EXERCISE BRIEF:
Each line below with the word "王家の愛" needs to be copied.

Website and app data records
============================================================

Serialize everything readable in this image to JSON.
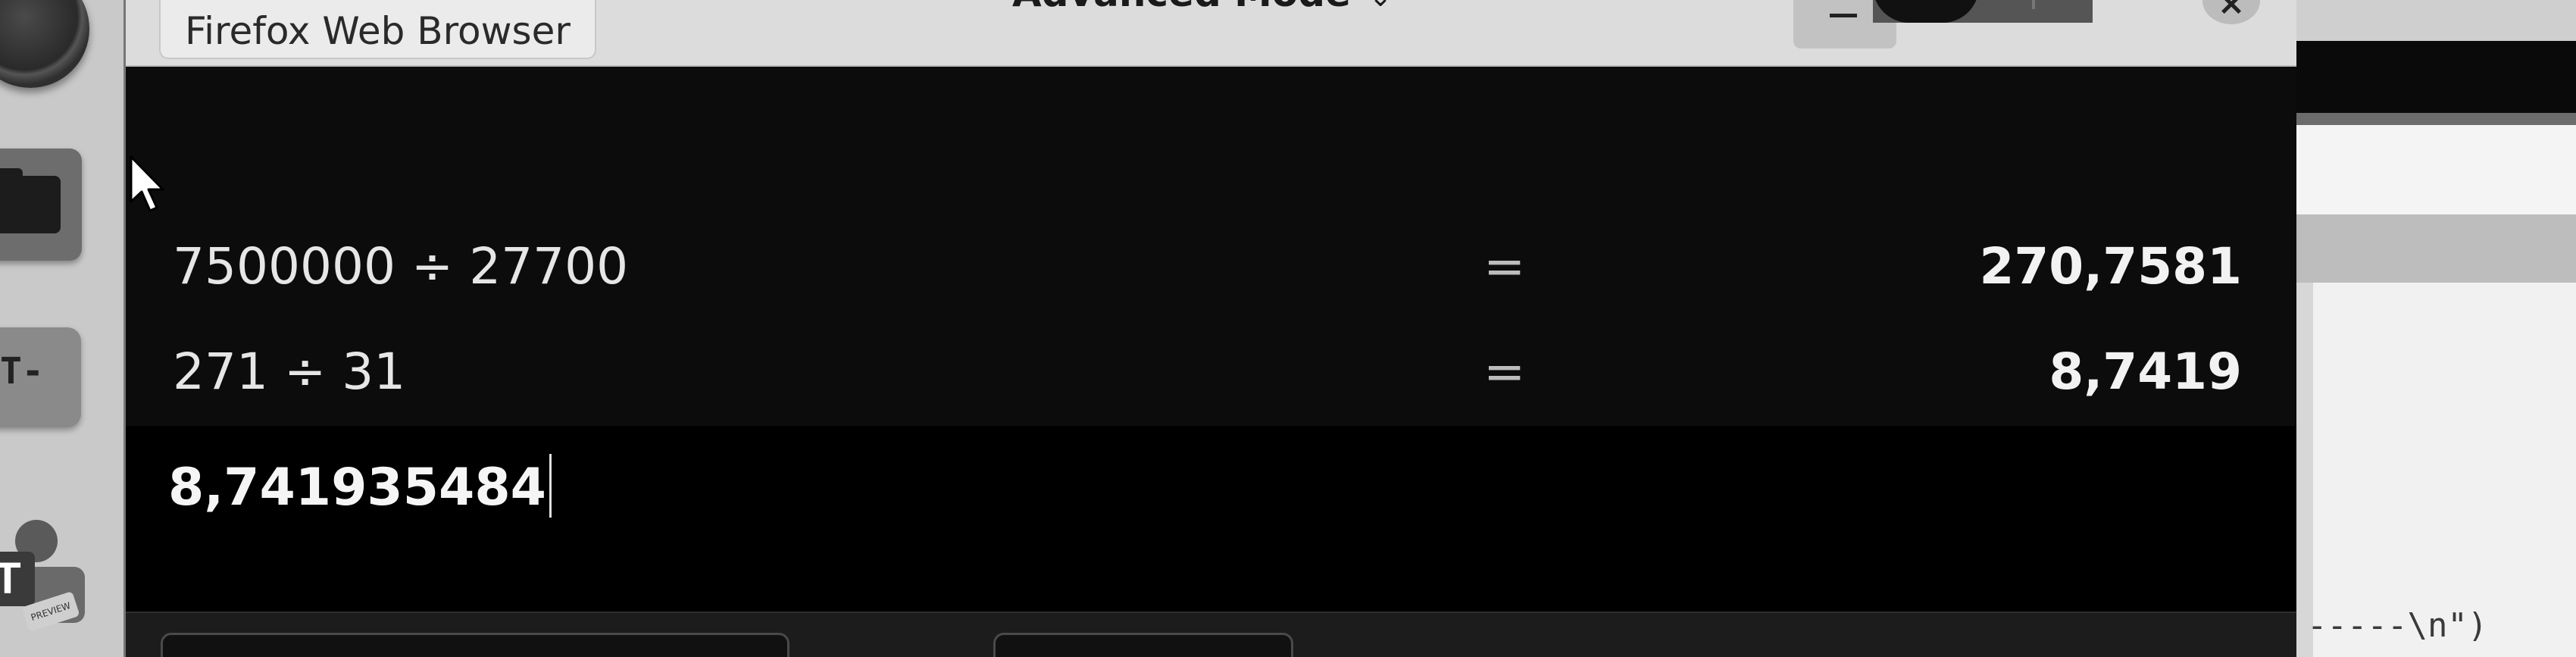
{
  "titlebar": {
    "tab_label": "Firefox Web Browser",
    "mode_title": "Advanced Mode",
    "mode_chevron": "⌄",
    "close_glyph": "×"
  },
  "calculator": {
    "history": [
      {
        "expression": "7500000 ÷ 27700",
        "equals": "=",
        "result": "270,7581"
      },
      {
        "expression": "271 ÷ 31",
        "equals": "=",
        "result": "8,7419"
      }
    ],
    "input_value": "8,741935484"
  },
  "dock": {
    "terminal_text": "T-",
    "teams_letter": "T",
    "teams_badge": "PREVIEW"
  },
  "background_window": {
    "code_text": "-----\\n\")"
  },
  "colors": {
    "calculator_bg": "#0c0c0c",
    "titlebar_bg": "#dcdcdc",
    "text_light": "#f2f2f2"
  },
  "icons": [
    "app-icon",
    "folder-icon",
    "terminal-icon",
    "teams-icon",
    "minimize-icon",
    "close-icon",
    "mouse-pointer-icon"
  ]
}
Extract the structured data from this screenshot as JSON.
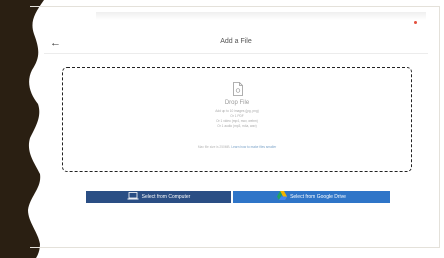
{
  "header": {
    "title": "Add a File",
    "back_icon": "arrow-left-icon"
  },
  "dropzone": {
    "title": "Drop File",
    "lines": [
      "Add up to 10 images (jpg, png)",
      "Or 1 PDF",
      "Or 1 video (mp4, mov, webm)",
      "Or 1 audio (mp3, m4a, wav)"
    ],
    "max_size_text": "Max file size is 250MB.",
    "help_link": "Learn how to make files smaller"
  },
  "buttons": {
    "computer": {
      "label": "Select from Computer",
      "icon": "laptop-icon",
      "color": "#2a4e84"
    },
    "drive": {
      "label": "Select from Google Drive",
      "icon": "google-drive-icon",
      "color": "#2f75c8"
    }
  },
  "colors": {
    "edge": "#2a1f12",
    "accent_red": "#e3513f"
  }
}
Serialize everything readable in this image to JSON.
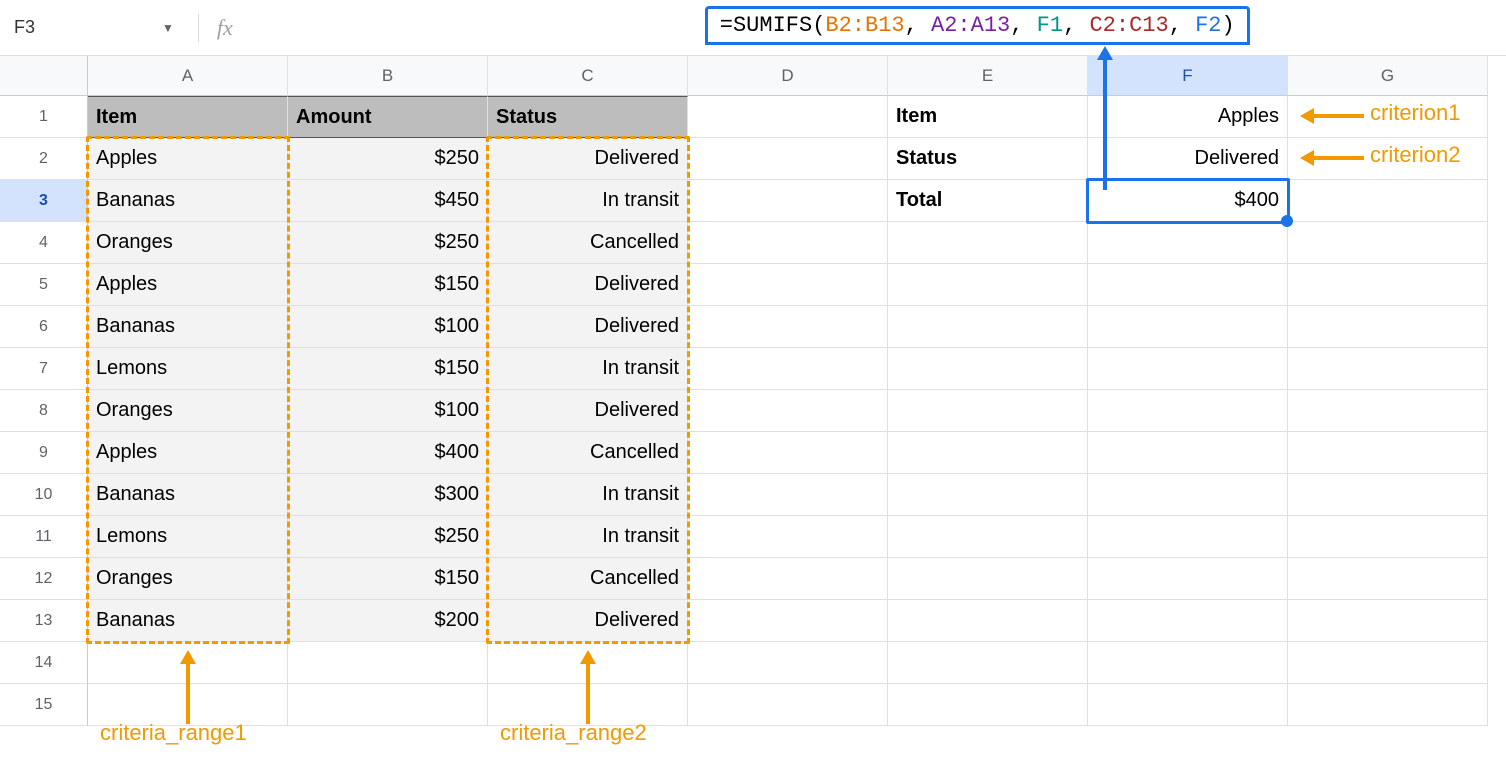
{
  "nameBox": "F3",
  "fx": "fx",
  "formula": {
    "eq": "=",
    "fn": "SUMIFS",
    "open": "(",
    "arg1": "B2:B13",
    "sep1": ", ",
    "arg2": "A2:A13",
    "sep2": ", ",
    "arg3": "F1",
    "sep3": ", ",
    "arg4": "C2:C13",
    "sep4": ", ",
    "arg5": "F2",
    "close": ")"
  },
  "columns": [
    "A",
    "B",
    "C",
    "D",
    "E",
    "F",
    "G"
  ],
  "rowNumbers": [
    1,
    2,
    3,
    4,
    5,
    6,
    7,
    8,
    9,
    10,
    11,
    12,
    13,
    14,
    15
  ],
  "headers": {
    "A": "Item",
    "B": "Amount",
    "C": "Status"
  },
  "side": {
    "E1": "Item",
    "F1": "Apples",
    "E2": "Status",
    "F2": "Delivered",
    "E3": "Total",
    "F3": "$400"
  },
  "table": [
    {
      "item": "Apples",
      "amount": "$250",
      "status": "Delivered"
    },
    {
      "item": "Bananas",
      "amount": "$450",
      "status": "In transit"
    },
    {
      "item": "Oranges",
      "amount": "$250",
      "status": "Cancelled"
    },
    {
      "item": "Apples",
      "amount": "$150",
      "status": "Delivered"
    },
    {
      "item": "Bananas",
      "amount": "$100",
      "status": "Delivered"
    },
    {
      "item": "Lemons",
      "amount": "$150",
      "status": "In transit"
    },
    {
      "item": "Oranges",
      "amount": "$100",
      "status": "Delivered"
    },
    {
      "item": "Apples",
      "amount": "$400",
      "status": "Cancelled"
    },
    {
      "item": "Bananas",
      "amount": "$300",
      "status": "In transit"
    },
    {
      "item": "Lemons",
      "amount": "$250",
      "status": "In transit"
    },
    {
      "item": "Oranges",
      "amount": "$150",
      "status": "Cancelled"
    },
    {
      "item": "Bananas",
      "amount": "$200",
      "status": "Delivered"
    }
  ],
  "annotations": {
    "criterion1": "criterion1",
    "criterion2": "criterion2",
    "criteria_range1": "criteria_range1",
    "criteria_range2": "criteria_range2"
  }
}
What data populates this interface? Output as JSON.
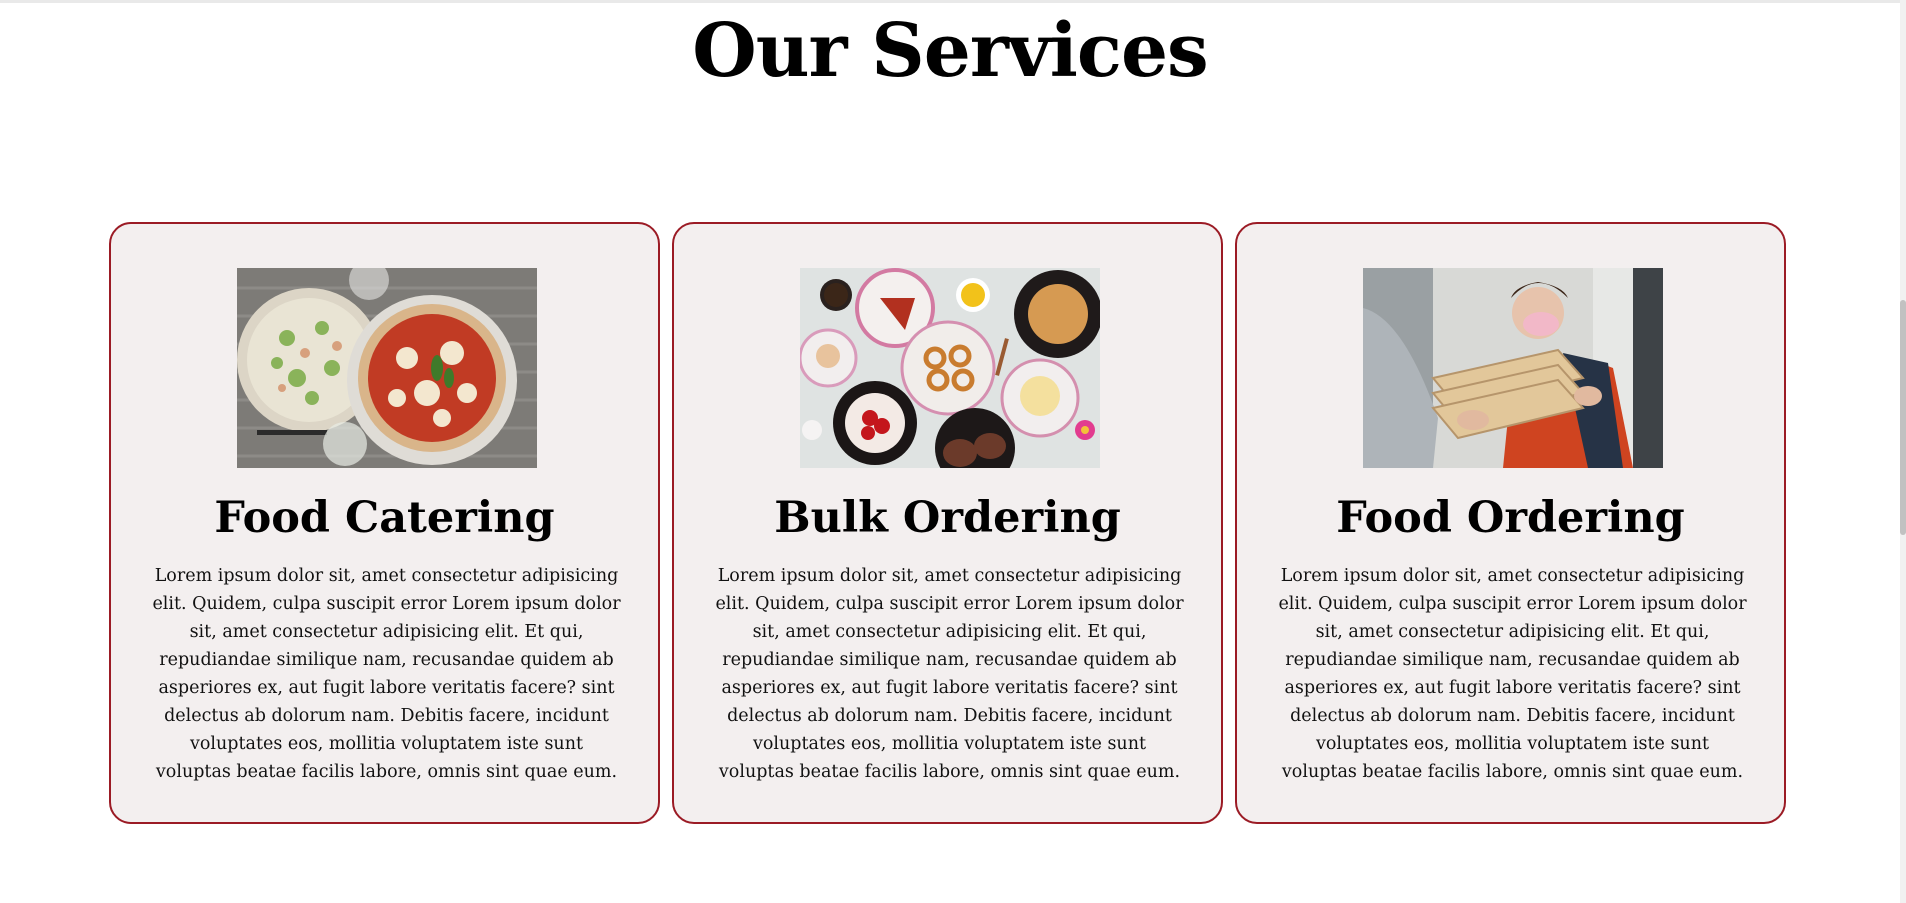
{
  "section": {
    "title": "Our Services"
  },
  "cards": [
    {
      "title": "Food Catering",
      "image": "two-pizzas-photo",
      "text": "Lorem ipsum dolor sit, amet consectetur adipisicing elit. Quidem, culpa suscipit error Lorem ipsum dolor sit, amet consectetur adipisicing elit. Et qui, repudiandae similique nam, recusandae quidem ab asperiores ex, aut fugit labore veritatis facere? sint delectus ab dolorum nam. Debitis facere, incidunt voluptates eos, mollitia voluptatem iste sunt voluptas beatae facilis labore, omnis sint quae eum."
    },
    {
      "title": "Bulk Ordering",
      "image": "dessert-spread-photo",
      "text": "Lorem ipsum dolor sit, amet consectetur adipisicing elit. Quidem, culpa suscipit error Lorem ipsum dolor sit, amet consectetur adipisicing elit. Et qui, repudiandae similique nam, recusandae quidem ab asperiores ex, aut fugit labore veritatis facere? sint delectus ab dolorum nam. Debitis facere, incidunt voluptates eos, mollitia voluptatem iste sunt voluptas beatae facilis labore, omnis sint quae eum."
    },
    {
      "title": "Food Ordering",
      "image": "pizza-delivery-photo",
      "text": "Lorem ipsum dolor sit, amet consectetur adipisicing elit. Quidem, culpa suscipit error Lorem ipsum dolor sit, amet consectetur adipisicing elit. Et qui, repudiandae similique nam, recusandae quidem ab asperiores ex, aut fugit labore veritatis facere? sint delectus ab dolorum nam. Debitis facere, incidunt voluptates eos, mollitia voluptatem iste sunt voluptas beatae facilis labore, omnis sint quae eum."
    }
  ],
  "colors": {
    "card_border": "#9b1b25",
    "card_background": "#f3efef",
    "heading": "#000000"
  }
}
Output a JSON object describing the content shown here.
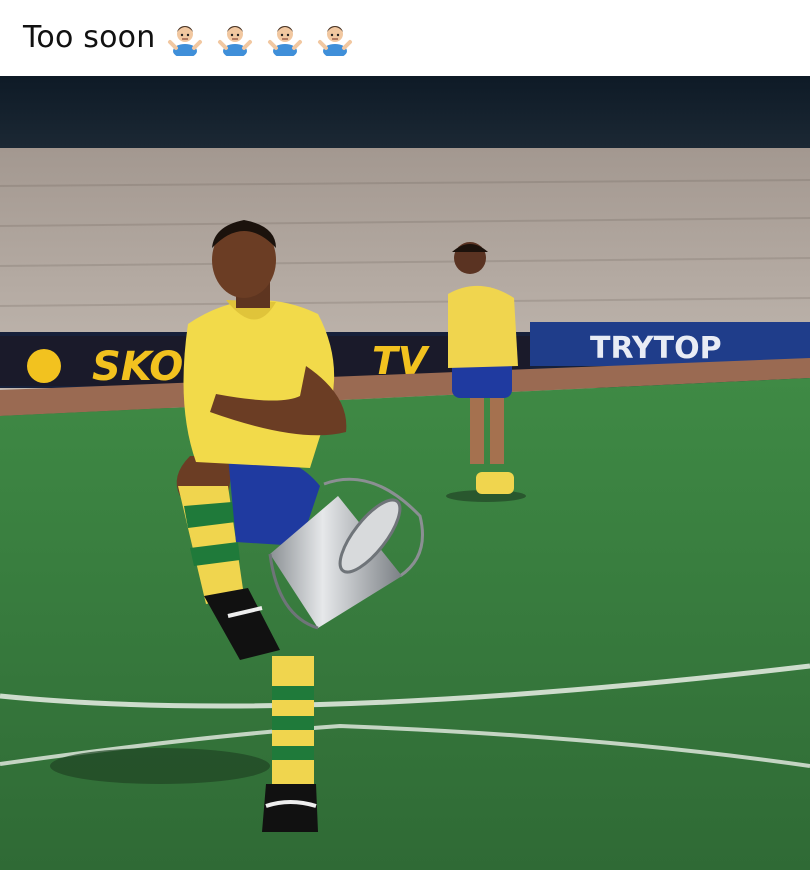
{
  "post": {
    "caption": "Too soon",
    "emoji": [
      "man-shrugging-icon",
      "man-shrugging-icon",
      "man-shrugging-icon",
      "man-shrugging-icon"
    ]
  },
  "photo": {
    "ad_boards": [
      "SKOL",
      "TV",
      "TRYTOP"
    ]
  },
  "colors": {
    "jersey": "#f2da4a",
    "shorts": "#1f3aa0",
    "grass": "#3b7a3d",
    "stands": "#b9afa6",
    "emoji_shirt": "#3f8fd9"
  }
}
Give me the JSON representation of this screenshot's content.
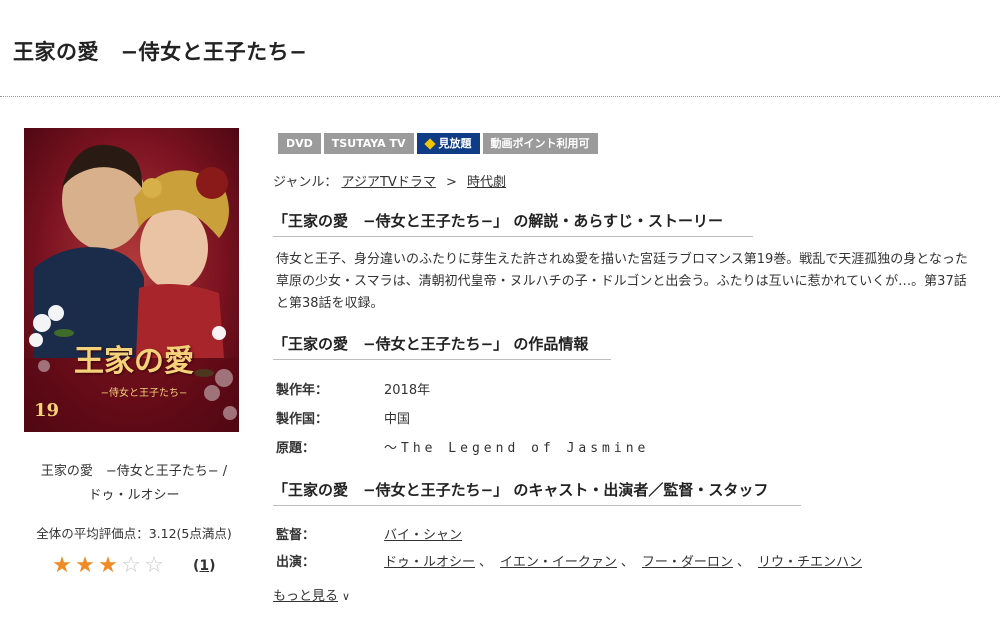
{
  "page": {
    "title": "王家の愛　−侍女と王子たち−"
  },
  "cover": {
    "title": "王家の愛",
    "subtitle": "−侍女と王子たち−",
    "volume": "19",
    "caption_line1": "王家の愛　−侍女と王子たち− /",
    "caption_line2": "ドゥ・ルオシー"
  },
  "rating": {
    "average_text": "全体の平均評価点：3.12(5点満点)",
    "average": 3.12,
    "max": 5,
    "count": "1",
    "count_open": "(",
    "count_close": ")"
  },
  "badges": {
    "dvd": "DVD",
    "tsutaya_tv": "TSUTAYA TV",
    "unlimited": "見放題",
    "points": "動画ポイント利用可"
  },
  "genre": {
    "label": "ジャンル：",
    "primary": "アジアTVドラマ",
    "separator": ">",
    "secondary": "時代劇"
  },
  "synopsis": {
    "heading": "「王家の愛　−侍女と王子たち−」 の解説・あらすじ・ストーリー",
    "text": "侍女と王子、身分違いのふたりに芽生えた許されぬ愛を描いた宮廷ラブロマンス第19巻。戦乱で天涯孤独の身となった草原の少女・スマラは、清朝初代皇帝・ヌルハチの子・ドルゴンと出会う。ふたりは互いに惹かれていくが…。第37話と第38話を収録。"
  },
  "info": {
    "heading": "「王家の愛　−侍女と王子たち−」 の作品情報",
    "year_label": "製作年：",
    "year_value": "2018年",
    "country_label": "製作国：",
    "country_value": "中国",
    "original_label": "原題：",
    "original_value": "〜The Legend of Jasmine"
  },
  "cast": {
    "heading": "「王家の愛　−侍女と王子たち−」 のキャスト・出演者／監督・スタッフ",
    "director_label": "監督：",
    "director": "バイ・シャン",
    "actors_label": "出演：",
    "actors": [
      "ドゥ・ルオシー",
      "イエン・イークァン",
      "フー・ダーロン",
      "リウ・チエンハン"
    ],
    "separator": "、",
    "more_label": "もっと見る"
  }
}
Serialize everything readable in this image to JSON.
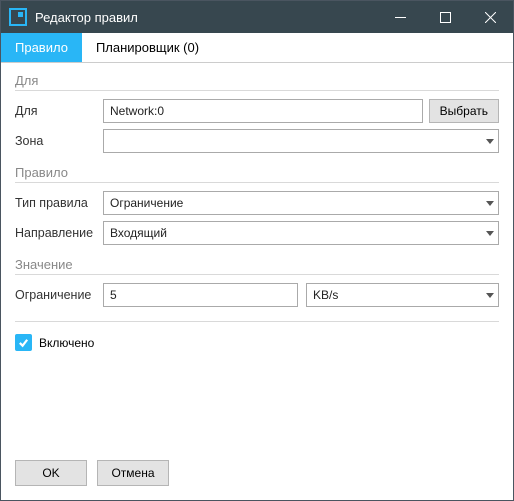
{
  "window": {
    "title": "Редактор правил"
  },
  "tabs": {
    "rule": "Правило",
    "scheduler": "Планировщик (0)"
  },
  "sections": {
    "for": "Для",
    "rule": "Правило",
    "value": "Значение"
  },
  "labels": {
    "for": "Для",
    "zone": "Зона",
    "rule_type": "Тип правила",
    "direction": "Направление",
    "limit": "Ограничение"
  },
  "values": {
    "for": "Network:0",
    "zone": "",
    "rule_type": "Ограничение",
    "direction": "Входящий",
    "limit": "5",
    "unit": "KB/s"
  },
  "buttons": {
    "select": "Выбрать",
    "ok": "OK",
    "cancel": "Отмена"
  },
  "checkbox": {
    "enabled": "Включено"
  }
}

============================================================

TASK OUTPUT:
    "title": "王家の愛　−侍女と王子たち−"
    "title": "王家の愛",
    "caption_line1": "王家の愛　−侍女と王子たち− /",
    "heading": "「王家の愛　−侍女と王子たち−」 の解説・あらすじ・ストーリー",
    "heading": "「王家の愛　−侍女と王子たち−」 の作品情報",
    "heading": "「王家の愛　−侍女と王子たち−」 のキャスト・出演者／監督・スタッフ",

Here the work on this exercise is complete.